Data extracted from a collection.
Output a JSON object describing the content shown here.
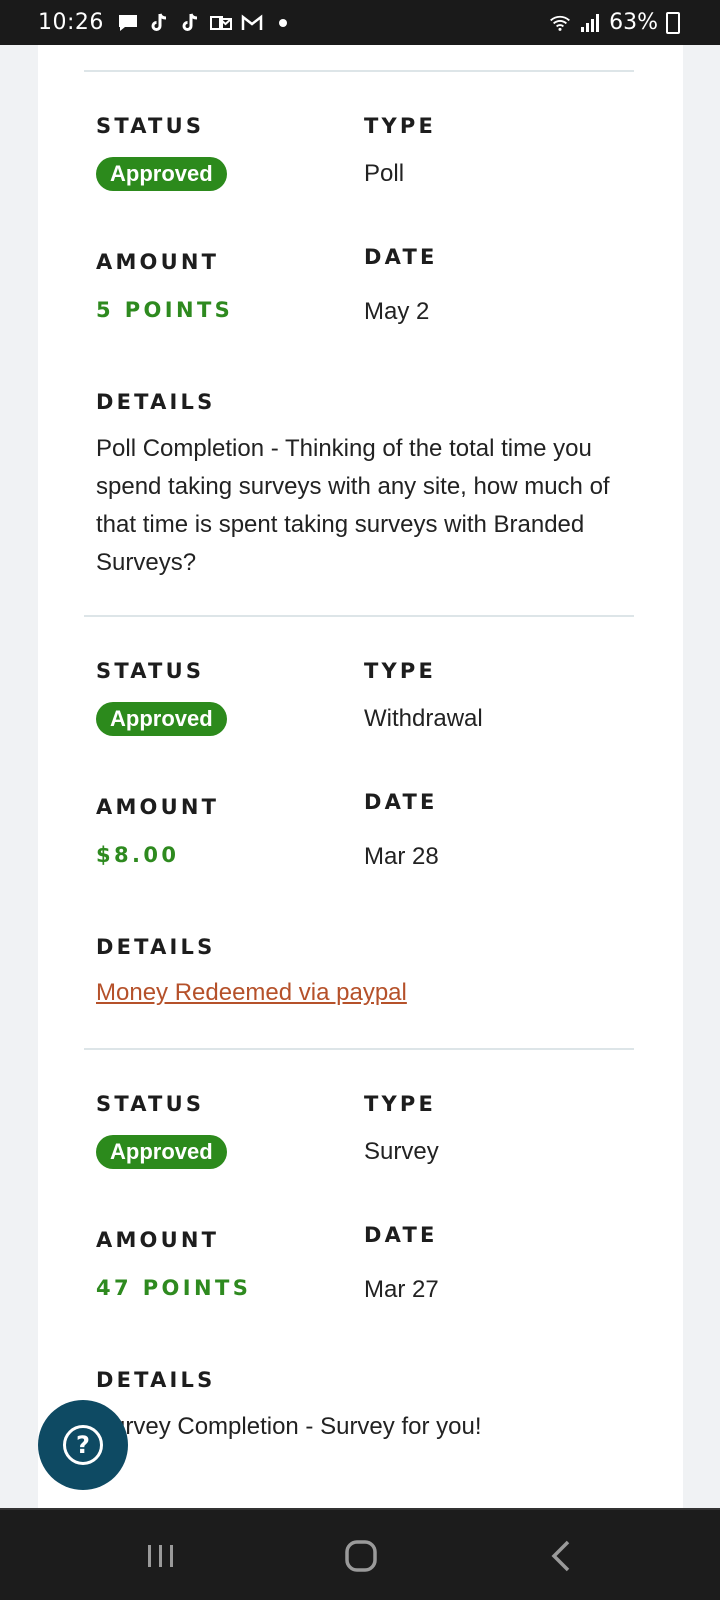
{
  "status_bar": {
    "time": "10:26",
    "notification_icons": [
      "chat-icon",
      "tiktok-icon",
      "tiktok-icon",
      "outlook-icon",
      "gmail-icon",
      "dot-icon"
    ],
    "battery": "63%"
  },
  "labels": {
    "status": "STATUS",
    "type": "TYPE",
    "amount": "AMOUNT",
    "date": "DATE",
    "details": "DETAILS"
  },
  "transactions": [
    {
      "status": "Approved",
      "type": "Poll",
      "amount": "5 POINTS",
      "date": "May 2",
      "details": "Poll Completion - Thinking of the total time you spend taking surveys with any site, how much of that time is spent taking surveys with Branded Surveys?"
    },
    {
      "status": "Approved",
      "type": "Withdrawal",
      "amount": "$8.00",
      "date": "Mar 28",
      "details_link": "Money Redeemed via paypal"
    },
    {
      "status": "Approved",
      "type": "Survey",
      "amount": "47 POINTS",
      "date": "Mar 27",
      "details": "Survey Completion - Survey for you!"
    }
  ],
  "help_button": {
    "icon": "question-icon",
    "label": "?"
  },
  "colors": {
    "badge_green": "#2c8a1c",
    "points_green": "#2e8a1f",
    "link": "#b5512a",
    "help_button": "#0e4a63"
  }
}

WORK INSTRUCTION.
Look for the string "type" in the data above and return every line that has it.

EXPECTED ANSWER.
    "type": "TYPE",
      "type": "Poll",
      "type": "Withdrawal",
      "type": "Survey",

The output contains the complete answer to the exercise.